Your reply should be the complete data, reproduced exactly.

Interface dataset entries

- Opening Delimiter -

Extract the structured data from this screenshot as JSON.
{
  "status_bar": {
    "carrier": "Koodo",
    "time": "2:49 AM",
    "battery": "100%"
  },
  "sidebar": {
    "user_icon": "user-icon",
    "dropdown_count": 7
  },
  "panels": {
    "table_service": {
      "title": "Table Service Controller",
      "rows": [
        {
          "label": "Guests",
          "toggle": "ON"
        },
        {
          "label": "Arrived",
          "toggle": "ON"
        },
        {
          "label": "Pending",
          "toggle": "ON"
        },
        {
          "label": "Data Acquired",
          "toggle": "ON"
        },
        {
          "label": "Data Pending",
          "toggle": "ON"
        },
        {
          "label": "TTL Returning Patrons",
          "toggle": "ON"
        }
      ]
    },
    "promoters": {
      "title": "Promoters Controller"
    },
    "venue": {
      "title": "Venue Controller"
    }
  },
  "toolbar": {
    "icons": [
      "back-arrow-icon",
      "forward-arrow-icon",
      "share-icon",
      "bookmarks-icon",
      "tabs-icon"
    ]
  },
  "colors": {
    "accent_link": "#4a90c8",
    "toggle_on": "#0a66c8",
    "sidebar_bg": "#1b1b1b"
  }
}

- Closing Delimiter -

> Written solution:
Extract the structured data from this screenshot as JSON.
{
  "status_bar": {
    "carrier": "Koodo",
    "time": "2:49 AM",
    "battery": "100%"
  },
  "sidebar": {
    "user_icon": "user-icon",
    "dropdown_count": 7
  },
  "panels": {
    "table_service": {
      "title": "Table Service Controller",
      "rows": [
        {
          "label": "Guests",
          "toggle": "ON"
        },
        {
          "label": "Arrived",
          "toggle": "ON"
        },
        {
          "label": "Pending",
          "toggle": "ON"
        },
        {
          "label": "Data Acquired",
          "toggle": "ON"
        },
        {
          "label": "Data Pending",
          "toggle": "ON"
        },
        {
          "label": "TTL Returning Patrons",
          "toggle": "ON"
        }
      ]
    },
    "promoters": {
      "title": "Promoters Controller"
    },
    "venue": {
      "title": "Venue Controller"
    }
  },
  "toolbar": {
    "icons": [
      "back-arrow-icon",
      "forward-arrow-icon",
      "share-icon",
      "bookmarks-icon",
      "tabs-icon"
    ]
  },
  "colors": {
    "accent_link": "#4a90c8",
    "toggle_on": "#0a66c8",
    "sidebar_bg": "#1b1b1b"
  }
}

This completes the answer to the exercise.